For example, how would you translate the following?
chanto okirareta ka
chanto = perfectly; properly; exactly
okiru = to wake up
-rareta = past tense of the passive form (in this case, it means someone else did the action to you, or in other words, someone else woke you up)
ka = question particle
Context: An adult is asking a child this question.
A ridiculously literal translation: “Were you properly woken up?” (AWKWARD, and never something you would say to a child)
A fairly literal translation: “Did you wake up properly?” (Sounds off, still)
Preferred: “Did you have trouble waking up?”/”Did you give mommy* any trouble this morning (when she woke you up)?”
*basically anyone who was doing the waking… I’m just using Nanoha, Vivio, and Feito-chan for this little exercise. :D And though, I wouldn’t seriously make Nanoha say “Did you give mommy any trouble this morning?” to Vivio as a translation of “chanto okirareta” in the anime, since it would imply a certain relationship between Nanoha and Fate that isn’t expressedly stated in canon –>Note that this is in ep 14 or something, before Vivio starts calling Fate or Nanoha her mommies<–. Translators who inject translations with their fake, yuri-gogglified subtext get my disapproval as much as those who put in gratuitous profanity.
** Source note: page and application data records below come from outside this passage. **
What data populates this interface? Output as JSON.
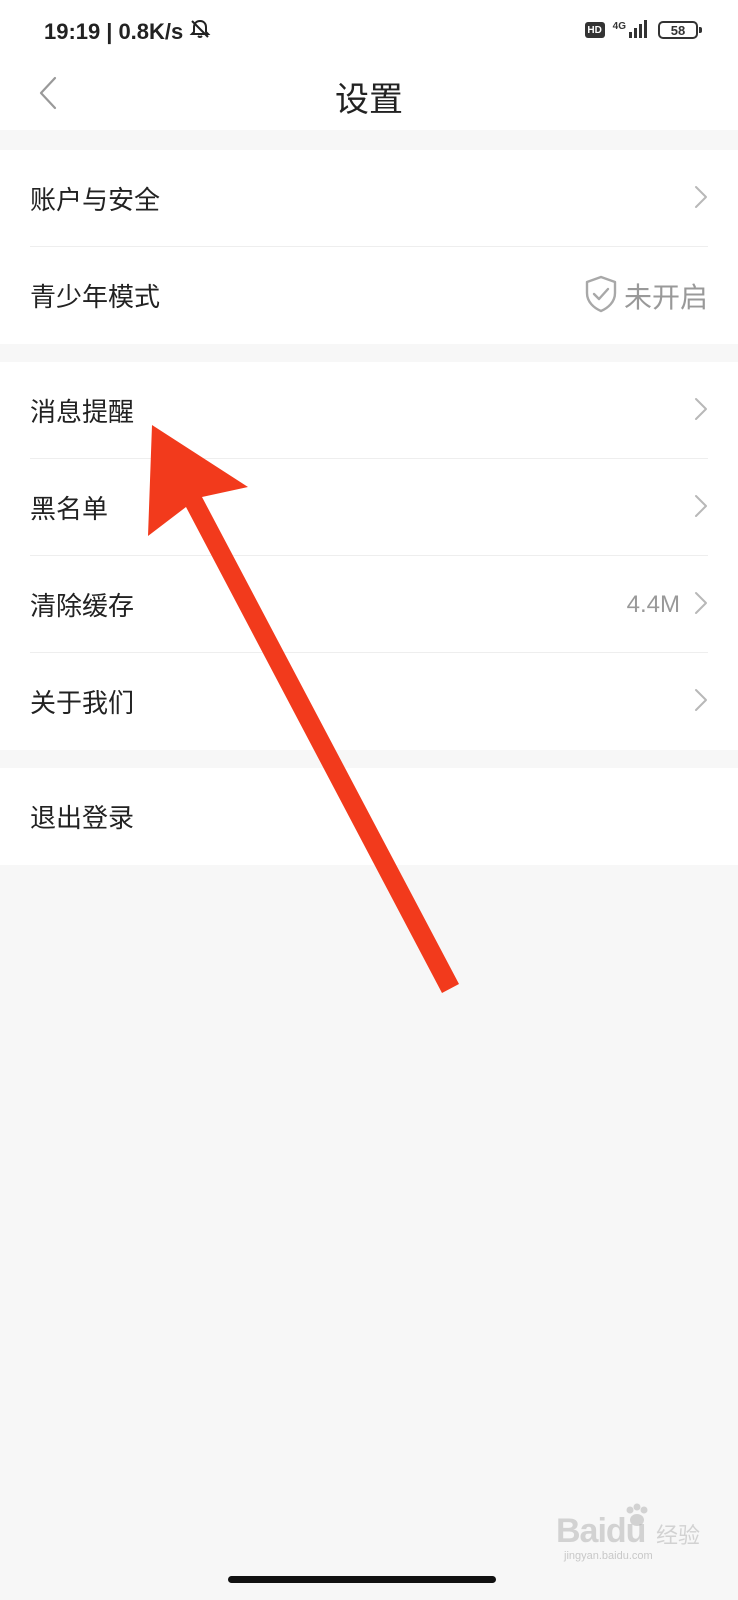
{
  "status_bar": {
    "time": "19:19",
    "separator": "|",
    "net_speed": "0.8K/s",
    "network_type": "4G",
    "hd_label": "HD",
    "battery": "58",
    "icons": [
      "bell-muted-icon",
      "hd-icon",
      "signal-icon",
      "battery-icon"
    ]
  },
  "nav": {
    "title": "设置",
    "back_icon": "chevron-left-icon"
  },
  "groups": {
    "account": {
      "account_security": "账户与安全",
      "teen_mode": "青少年模式",
      "teen_mode_status": "未开启"
    },
    "general": {
      "notifications": "消息提醒",
      "blacklist": "黑名单",
      "clear_cache": "清除缓存",
      "cache_size": "4.4M",
      "about_us": "关于我们"
    },
    "logout": {
      "label": "退出登录"
    }
  },
  "annotation": {
    "arrow_color": "#f23a1c"
  },
  "watermark": {
    "brand": "Baidu",
    "brand_cn": "经验",
    "url": "jingyan.baidu.com"
  },
  "colors": {
    "background": "#f7f7f7",
    "card": "#ffffff",
    "text_primary": "#222222",
    "text_secondary": "#999999",
    "divider": "#eeeeee"
  }
}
Essence of the question: an adult showing affection and concern over the child’s well-being, and engaging in simple conversation with the child, in addition to seeing if the child was well-behaved. Serves its purpose much like “Were you a good girl/boy today?”
Whether the question is in the negative form or not has no bearing whatsoever.
And I suppose I should end this post.
And continue playing SubaHibi, for my beloved tsunderekko awaits.